— Aim of the exercise —
Please find all lines in the data that hold the string "link" and copy them.

(Recorded data)
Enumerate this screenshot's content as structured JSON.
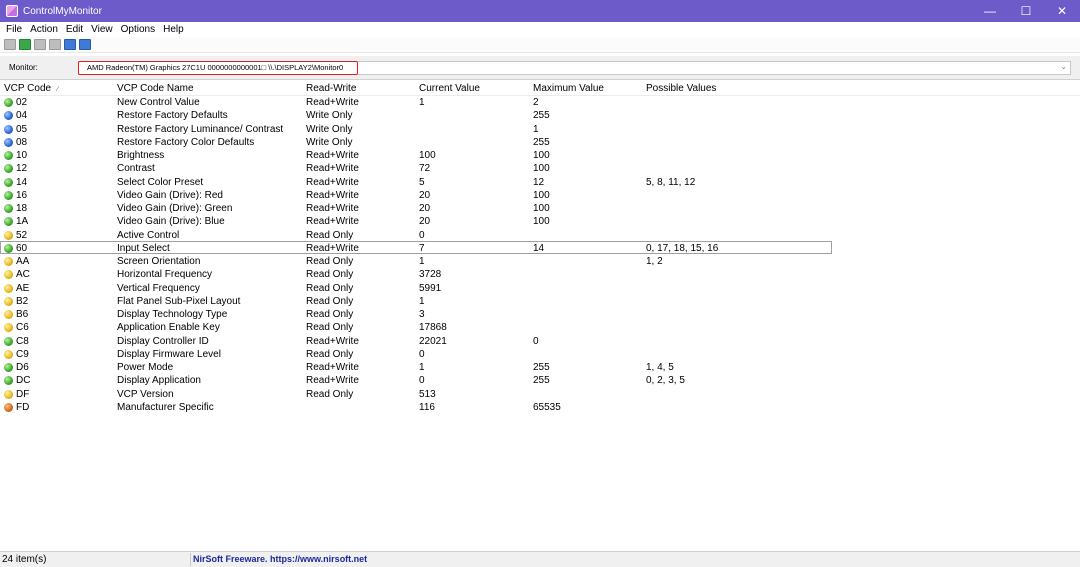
{
  "window": {
    "title": "ControlMyMonitor"
  },
  "menu": [
    "File",
    "Action",
    "Edit",
    "View",
    "Options",
    "Help"
  ],
  "monitor": {
    "label": "Monitor:",
    "value": "AMD Radeon(TM) Graphics  27C1U  0000000000001□  \\\\.\\DISPLAY2\\Monitor0"
  },
  "columns": {
    "vcp_code": "VCP Code",
    "vcp_name": "VCP Code Name",
    "access": "Read-Write",
    "current": "Current Value",
    "maximum": "Maximum Value",
    "possible": "Possible Values"
  },
  "rows": [
    {
      "code": "02",
      "name": "New Control Value",
      "access": "Read+Write",
      "current": "1",
      "max": "2",
      "possible": "",
      "status": "green"
    },
    {
      "code": "04",
      "name": "Restore Factory Defaults",
      "access": "Write Only",
      "current": "",
      "max": "255",
      "possible": "",
      "status": "blue"
    },
    {
      "code": "05",
      "name": "Restore Factory Luminance/ Contrast",
      "access": "Write Only",
      "current": "",
      "max": "1",
      "possible": "",
      "status": "blue"
    },
    {
      "code": "08",
      "name": "Restore Factory Color Defaults",
      "access": "Write Only",
      "current": "",
      "max": "255",
      "possible": "",
      "status": "blue"
    },
    {
      "code": "10",
      "name": "Brightness",
      "access": "Read+Write",
      "current": "100",
      "max": "100",
      "possible": "",
      "status": "green"
    },
    {
      "code": "12",
      "name": "Contrast",
      "access": "Read+Write",
      "current": "72",
      "max": "100",
      "possible": "",
      "status": "green"
    },
    {
      "code": "14",
      "name": "Select Color Preset",
      "access": "Read+Write",
      "current": "5",
      "max": "12",
      "possible": "5, 8, 11, 12",
      "status": "green"
    },
    {
      "code": "16",
      "name": "Video Gain (Drive): Red",
      "access": "Read+Write",
      "current": "20",
      "max": "100",
      "possible": "",
      "status": "green"
    },
    {
      "code": "18",
      "name": "Video Gain (Drive): Green",
      "access": "Read+Write",
      "current": "20",
      "max": "100",
      "possible": "",
      "status": "green"
    },
    {
      "code": "1A",
      "name": "Video Gain (Drive): Blue",
      "access": "Read+Write",
      "current": "20",
      "max": "100",
      "possible": "",
      "status": "green"
    },
    {
      "code": "52",
      "name": "Active Control",
      "access": "Read Only",
      "current": "0",
      "max": "",
      "possible": "",
      "status": "yellow"
    },
    {
      "code": "60",
      "name": "Input Select",
      "access": "Read+Write",
      "current": "7",
      "max": "14",
      "possible": "0, 17, 18, 15, 16",
      "status": "green"
    },
    {
      "code": "AA",
      "name": "Screen Orientation",
      "access": "Read Only",
      "current": "1",
      "max": "",
      "possible": "1, 2",
      "status": "yellow"
    },
    {
      "code": "AC",
      "name": "Horizontal Frequency",
      "access": "Read Only",
      "current": "3728",
      "max": "",
      "possible": "",
      "status": "yellow"
    },
    {
      "code": "AE",
      "name": "Vertical Frequency",
      "access": "Read Only",
      "current": "5991",
      "max": "",
      "possible": "",
      "status": "yellow"
    },
    {
      "code": "B2",
      "name": "Flat Panel Sub-Pixel Layout",
      "access": "Read Only",
      "current": "1",
      "max": "",
      "possible": "",
      "status": "yellow"
    },
    {
      "code": "B6",
      "name": "Display Technology Type",
      "access": "Read Only",
      "current": "3",
      "max": "",
      "possible": "",
      "status": "yellow"
    },
    {
      "code": "C6",
      "name": "Application Enable Key",
      "access": "Read Only",
      "current": "17868",
      "max": "",
      "possible": "",
      "status": "yellow"
    },
    {
      "code": "C8",
      "name": "Display Controller ID",
      "access": "Read+Write",
      "current": "22021",
      "max": "0",
      "possible": "",
      "status": "green"
    },
    {
      "code": "C9",
      "name": "Display Firmware Level",
      "access": "Read Only",
      "current": "0",
      "max": "",
      "possible": "",
      "status": "yellow"
    },
    {
      "code": "D6",
      "name": "Power Mode",
      "access": "Read+Write",
      "current": "1",
      "max": "255",
      "possible": "1, 4, 5",
      "status": "green"
    },
    {
      "code": "DC",
      "name": "Display Application",
      "access": "Read+Write",
      "current": "0",
      "max": "255",
      "possible": "0, 2, 3, 5",
      "status": "green"
    },
    {
      "code": "DF",
      "name": "VCP Version",
      "access": "Read Only",
      "current": "513",
      "max": "",
      "possible": "",
      "status": "yellow"
    },
    {
      "code": "FD",
      "name": "Manufacturer Specific",
      "access": "",
      "current": "116",
      "max": "65535",
      "possible": "",
      "status": "orange"
    }
  ],
  "selected_row_index": 11,
  "statusbar": {
    "count": "24 item(s)",
    "link": "NirSoft Freeware. https://www.nirsoft.net"
  },
  "colors": {
    "titlebar": "#6c5bc9",
    "highlight_border": "#e02020",
    "link": "#1a2a9a"
  }
}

— Task answer —
    "link": "NirSoft Freeware. https://www.nirsoft.net"
    "link": "#1a2a9a"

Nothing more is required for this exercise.